Combining Physical and Mental Health in Ports

A blog by Tim Morris, Chief Executive of UKMPG

Tim MorrisI’m not shaped for running. But, somewhat to my surprise and the amusement of my kids, I’ve become ‘a runner’. A lockdown way of trying to mitigate weight gain has, more unexpectedly, also come to be a really useful and important way for me to process day-to-day pressures. And it looks like I’m not alone. Outdoor running has increased in popularity during the pandemic, which saw a 34% increase in 2020.

Other contributions to this year’s Port Skills and Safety Mental Health Week show that I shouldn’t be surprised. Mental and physical health are not separate, they are interlinked and mutually beneficial. The science is clear. Better physical health contributes to better mental wellbeing and vice versa.

This is something increasingly recognised – and better still acted upon – by the UK’s port operators. For example,

PD Ports have expanded the remit of their ‘Safety Champions’; employees have undertaken training to become wellbeing champions, leading on health and wellbeing campaigns and supported by a mental health program which now has over 55 mental health first aiders.

PD have regular activities taking place throughout the year, led by the champions groups to promote physical and mental wellbeing. This includes walking challenges, where teams log their weekly steps and upload them to a central location in the hope of being crowned the winning team. It’s great for teamwork, gets people motivated with an element of fun whilst delivering positive physical and mental health outcomes.
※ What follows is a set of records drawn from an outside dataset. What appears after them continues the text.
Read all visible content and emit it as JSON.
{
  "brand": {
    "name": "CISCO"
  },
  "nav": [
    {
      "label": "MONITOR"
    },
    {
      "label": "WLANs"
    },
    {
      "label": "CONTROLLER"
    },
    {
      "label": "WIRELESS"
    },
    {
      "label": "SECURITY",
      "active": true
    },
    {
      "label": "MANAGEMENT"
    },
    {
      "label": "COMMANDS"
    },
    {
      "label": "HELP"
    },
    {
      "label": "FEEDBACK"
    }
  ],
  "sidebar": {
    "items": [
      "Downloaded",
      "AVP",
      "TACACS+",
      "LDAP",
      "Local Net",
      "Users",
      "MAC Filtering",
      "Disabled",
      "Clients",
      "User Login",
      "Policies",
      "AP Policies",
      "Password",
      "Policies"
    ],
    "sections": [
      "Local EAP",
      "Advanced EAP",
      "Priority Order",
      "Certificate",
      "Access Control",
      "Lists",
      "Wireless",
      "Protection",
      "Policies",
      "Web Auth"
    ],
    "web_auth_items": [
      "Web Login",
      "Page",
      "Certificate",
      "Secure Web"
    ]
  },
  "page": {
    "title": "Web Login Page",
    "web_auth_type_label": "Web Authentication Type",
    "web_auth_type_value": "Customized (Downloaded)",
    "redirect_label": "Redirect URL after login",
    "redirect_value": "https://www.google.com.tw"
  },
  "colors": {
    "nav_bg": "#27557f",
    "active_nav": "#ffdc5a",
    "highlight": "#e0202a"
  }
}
Its not a ‘top down’ thing, there’s recognition and demand from colleagues. At the Bristol Port Company, requests for an onsite gym were numerous when the Port launched its Wellbeing Strategy to support staff in improving their mental and physical health during the pressures of COVID. An empty building space was restored by a small, dedicated team and then outfitted with a range of weights and equipment. The gym is also a base for exercise classes and is open, free of charge, to all staff.

Healthy communities are important for successful ports. Associated British Ports supports a programme of mass participation running events at locations around its ports in the Humber, Solent, and South Wales. Open to participants of all standards (and I can personally confirm that), the ABP programme, along with employee running groups which help with the training, is a great example of seeing the wellbeing focus as something that doesn’t end at the port gates and with our own colleagues.

ABP is sponsoring nine running events in 2022, close to five of its port locations: Cleethorpes (near to ABP’s port of Grimsby), Southampton, and Barry Island, Newport, and Cardiff in South Wales. These charity runs include two marathons, three half marathons, three 10K runs and one 5K run. If you get your trainers on there’s still time to sign up for some of these events.

Physical activity is no guarantee of mental wellbeing, nor is it necessarily a cure all. But it can be a positive and important part of the overall wellbeing picture, helping people be more productive in work and happier out of it. Port operators are grasping this and taking practical steps towards positive change. Hopefully, a bit quicker than my running!